Find Ellie at www.elliesawatzky.com, or on Instagram as @elliesawatzky or @impromptuprompts. Find out more about her soon-to-be-released book here.

2021 2-Day Poem Contest Winners

The results are in and we’re so thrilled to share the winners of CV2’s 2021 2-Day Poem Contest!

Our judge this year was Halle Gulbrandsen (who won first place in the 2020 contest) and the ten words for 2021 were: palm, embank, sheer, wrest, lacuna, whizzed, runny, mustard, balter, and nubivagant.

Without further ado, here are the winners of this year’s 2-Day Poem Contest:

First Place: “In the future you are still here” by Hailey Siracky
Second Place: “a basement birthday party in manitoba, 2006” by Roshni Riar
Third Place: “Untraveled Orbits” by Krishnakumar Sankaran
Editor’s Choice: “undone” by Kari Teicher
Editor’s Mom’s Choice: “Gloss” by David Epstein
People’s Choice: “Jujubes” by Sepideh Soltaninia

Thank you to all those who participated this year, to Halle Gulbrandsen for judging the contest, and to everyone who voted for People’s Choice. An extra special thank you goes out to Charlie Peters, the wonderful mom who selected Editor’s Mom’s Choice!

The winning poems will be published in our Fall 2021 issue and on our website soon.

The 2-Day Poem Contest will be held again in April 2022, and you can find more information about the contest here. See you next year!
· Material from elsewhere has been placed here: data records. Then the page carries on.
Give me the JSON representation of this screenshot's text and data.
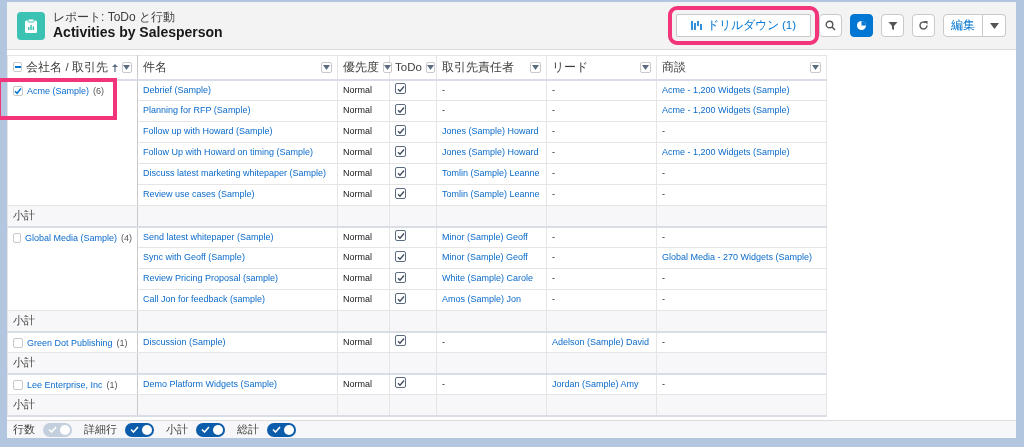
{
  "header": {
    "subtitle": "レポート: ToDo と行動",
    "title": "Activities by Salesperson"
  },
  "toolbar": {
    "drilldown": {
      "label": "ドリルダウン (1)",
      "highlighted": true
    },
    "chart_button": {
      "selected": true
    },
    "edit_label": "編集"
  },
  "columns": [
    {
      "label": "会社名 / 取引先",
      "sorted": true,
      "indeterminate": true
    },
    {
      "label": "件名"
    },
    {
      "label": "優先度"
    },
    {
      "label": "ToDo"
    },
    {
      "label": "取引先責任者"
    },
    {
      "label": "リード"
    },
    {
      "label": "商談"
    }
  ],
  "groups": [
    {
      "name": "Acme (Sample)",
      "count": "(6)",
      "checked": true,
      "highlighted": true,
      "subtotal": "小計",
      "rows": [
        {
          "subject": "Debrief (Sample)",
          "priority": "Normal",
          "todo": true,
          "cells": [
            {
              "text": "-",
              "link": false
            },
            {
              "text": "-",
              "link": false
            },
            {
              "text": "Acme - 1,200 Widgets (Sample)",
              "link": true
            }
          ]
        },
        {
          "subject": "Planning for RFP (Sample)",
          "priority": "Normal",
          "todo": true,
          "cells": [
            {
              "text": "-",
              "link": false
            },
            {
              "text": "-",
              "link": false
            },
            {
              "text": "Acme - 1,200 Widgets (Sample)",
              "link": true
            }
          ]
        },
        {
          "subject": "Follow up with Howard (Sample)",
          "priority": "Normal",
          "todo": true,
          "cells": [
            {
              "text": "Jones (Sample) Howard",
              "link": true
            },
            {
              "text": "-",
              "link": false
            },
            {
              "text": "-",
              "link": false
            }
          ]
        },
        {
          "subject": "Follow Up with Howard on timing (Sample)",
          "priority": "Normal",
          "todo": true,
          "cells": [
            {
              "text": "Jones (Sample) Howard",
              "link": true
            },
            {
              "text": "-",
              "link": false
            },
            {
              "text": "Acme - 1,200 Widgets (Sample)",
              "link": true
            }
          ]
        },
        {
          "subject": "Discuss latest marketing whitepaper (Sample)",
          "priority": "Normal",
          "todo": true,
          "cells": [
            {
              "text": "Tomlin (Sample) Leanne",
              "link": true
            },
            {
              "text": "-",
              "link": false
            },
            {
              "text": "-",
              "link": false
            }
          ]
        },
        {
          "subject": "Review use cases (Sample)",
          "priority": "Normal",
          "todo": true,
          "cells": [
            {
              "text": "Tomlin (Sample) Leanne",
              "link": true
            },
            {
              "text": "-",
              "link": false
            },
            {
              "text": "-",
              "link": false
            }
          ]
        }
      ]
    },
    {
      "name": "Global Media (Sample)",
      "count": "(4)",
      "checked": false,
      "subtotal": "小計",
      "rows": [
        {
          "subject": "Send latest whitepaper (Sample)",
          "priority": "Normal",
          "todo": true,
          "cells": [
            {
              "text": "Minor (Sample) Geoff",
              "link": true
            },
            {
              "text": "-",
              "link": false
            },
            {
              "text": "-",
              "link": false
            }
          ]
        },
        {
          "subject": "Sync with Geoff (Sample)",
          "priority": "Normal",
          "todo": true,
          "cells": [
            {
              "text": "Minor (Sample) Geoff",
              "link": true
            },
            {
              "text": "-",
              "link": false
            },
            {
              "text": "Global Media - 270 Widgets (Sample)",
              "link": true
            }
          ]
        },
        {
          "subject": "Review Pricing Proposal (sample)",
          "priority": "Normal",
          "todo": true,
          "cells": [
            {
              "text": "White (Sample) Carole",
              "link": true
            },
            {
              "text": "-",
              "link": false
            },
            {
              "text": "-",
              "link": false
            }
          ]
        },
        {
          "subject": "Call Jon for feedback (sample)",
          "priority": "Normal",
          "todo": true,
          "cells": [
            {
              "text": "Amos (Sample) Jon",
              "link": true
            },
            {
              "text": "-",
              "link": false
            },
            {
              "text": "-",
              "link": false
            }
          ]
        }
      ]
    },
    {
      "name": "Green Dot Publishing",
      "count": "(1)",
      "checked": false,
      "subtotal": "小計",
      "rows": [
        {
          "subject": "Discussion (Sample)",
          "priority": "Normal",
          "todo": true,
          "cells": [
            {
              "text": "-",
              "link": false
            },
            {
              "text": "Adelson (Sample) David",
              "link": true
            },
            {
              "text": "-",
              "link": false
            }
          ]
        }
      ]
    },
    {
      "name": "Lee Enterprise, Inc",
      "count": "(1)",
      "checked": false,
      "subtotal": "小計",
      "rows": [
        {
          "subject": "Demo Platform Widgets (Sample)",
          "priority": "Normal",
          "todo": true,
          "cells": [
            {
              "text": "-",
              "link": false
            },
            {
              "text": "Jordan (Sample) Amy",
              "link": true
            },
            {
              "text": "-",
              "link": false
            }
          ]
        }
      ]
    }
  ],
  "footer": {
    "toggles": [
      {
        "label": "行数",
        "on": true,
        "disabled": true
      },
      {
        "label": "詳細行",
        "on": true,
        "disabled": false
      },
      {
        "label": "小計",
        "on": true,
        "disabled": false
      },
      {
        "label": "総計",
        "on": true,
        "disabled": false
      }
    ]
  }
}
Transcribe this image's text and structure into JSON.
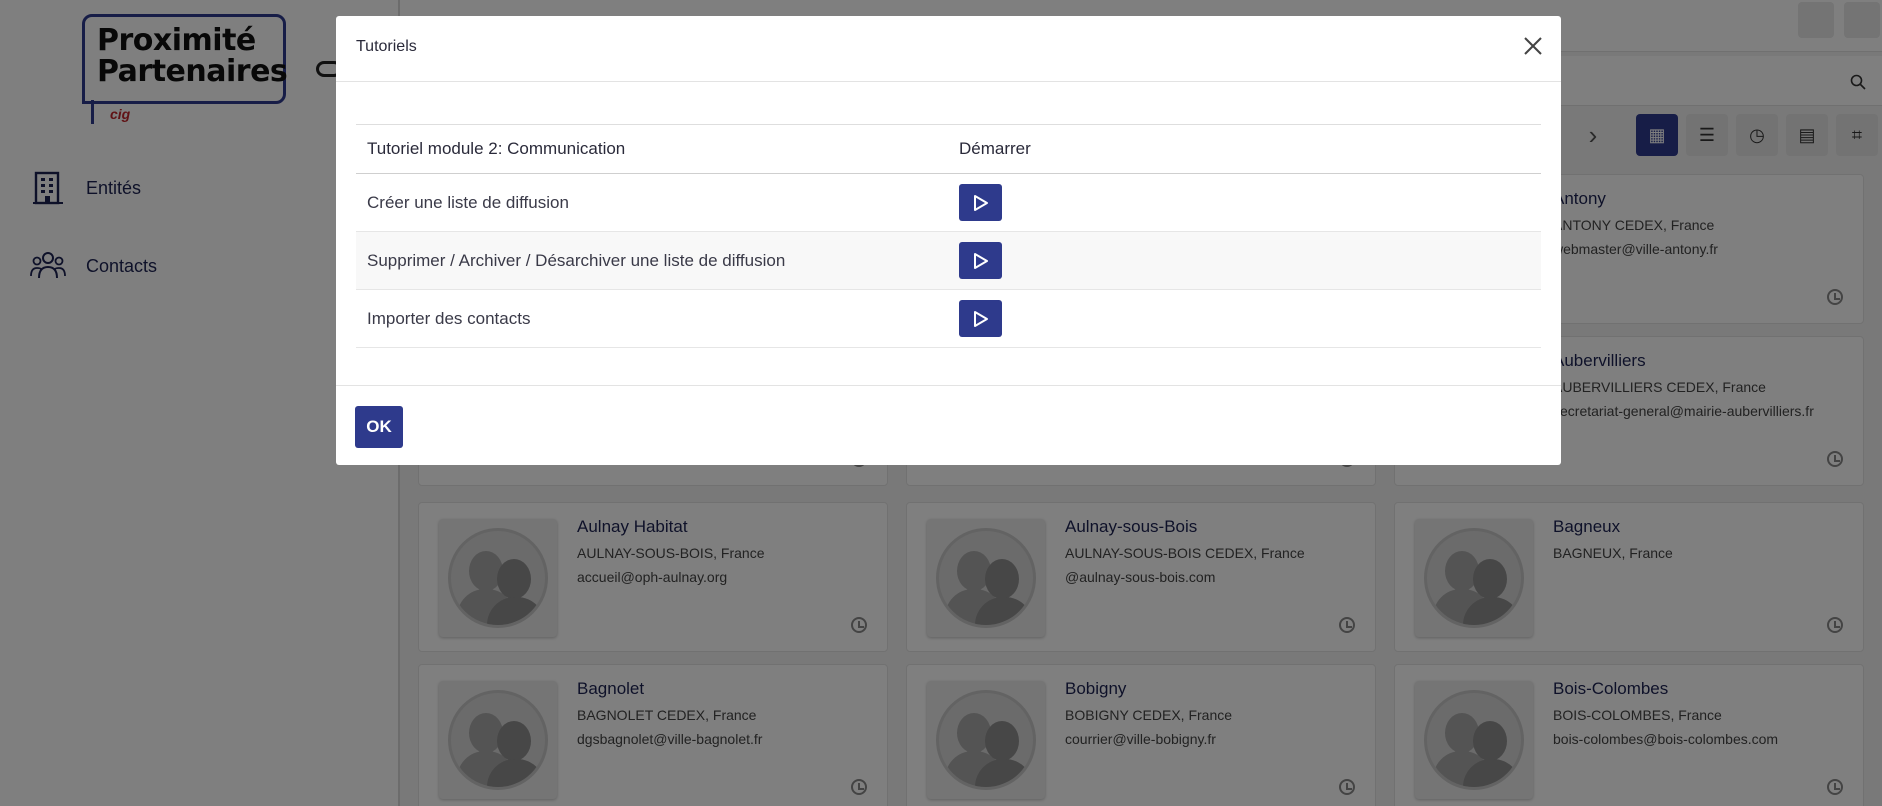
{
  "brand": {
    "line1": "Proximité",
    "line2": "Partenaires",
    "sub": "cig"
  },
  "sidebar": {
    "items": [
      {
        "label": "Entités",
        "icon": "building-icon"
      },
      {
        "label": "Contacts",
        "icon": "users-icon"
      }
    ]
  },
  "cards": [
    {
      "name": "Antony",
      "city": "ANTONY CEDEX, France",
      "email": "webmaster@ville-antony.fr"
    },
    {
      "name": "Aubervilliers",
      "city": "AUBERVILLIERS CEDEX, France",
      "email": "secretariat-general@mairie-aubervilliers.fr"
    },
    {
      "name": "Aulnay Habitat",
      "city": "AULNAY-SOUS-BOIS, France",
      "email": "accueil@oph-aulnay.org"
    },
    {
      "name": "Aulnay-sous-Bois",
      "city": "AULNAY-SOUS-BOIS CEDEX, France",
      "email": "@aulnay-sous-bois.com"
    },
    {
      "name": "Bagneux",
      "city": "BAGNEUX, France",
      "email": ""
    },
    {
      "name": "Bagnolet",
      "city": "BAGNOLET CEDEX, France",
      "email": "dgsbagnolet@ville-bagnolet.fr"
    },
    {
      "name": "Bobigny",
      "city": "BOBIGNY CEDEX, France",
      "email": "courrier@ville-bobigny.fr"
    },
    {
      "name": "Bois-Colombes",
      "city": "BOIS-COLOMBES, France",
      "email": "bois-colombes@bois-colombes.com"
    }
  ],
  "modal": {
    "title": "Tutoriels",
    "table": {
      "header": [
        "Tutoriel module 2: Communication",
        "Démarrer"
      ],
      "rows": [
        {
          "label": "Créer une liste de diffusion"
        },
        {
          "label": "Supprimer / Archiver / Désarchiver une liste de diffusion"
        },
        {
          "label": "Importer des contacts"
        }
      ]
    },
    "ok_label": "OK"
  },
  "colors": {
    "primary": "#2e3a8c",
    "overlay": "rgba(0,0,0,0.5)"
  }
}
“Black Alive & Looking Back at You” Launch

Join us this Thursday, July 22 at 7pm CT for the Zoom launch of our summer issue, Black Alive & Looking Back at You!

You’ll hear from our brilliant guest editors, Chimwemwe Undi and Leslie Joy Ahenda, as well as some of the contributors to this special issue.

This Zoom event will require registration in order to attend. You can find the link to register for the event below, as well as on our social media pages. If you have any trouble registering please email us at submissions@contemporaryverse2.ca

*Registration closed*

People’s Choice — 2021 2-Day Poem Contest

Before we can announce the winners of this year’s 2-Day Poem Contest, we need your help determining who will win People’s Choice! Here you can read all six poems that are finalists for the award. Simply click on the links to open the poems in PDF format, and vote for your favourite below! Voting will remain open until 11:59pm CT on Friday, July 23rd and all winners will be announced on Monday, July 26th.

*Voting for People’s Choice is now closed*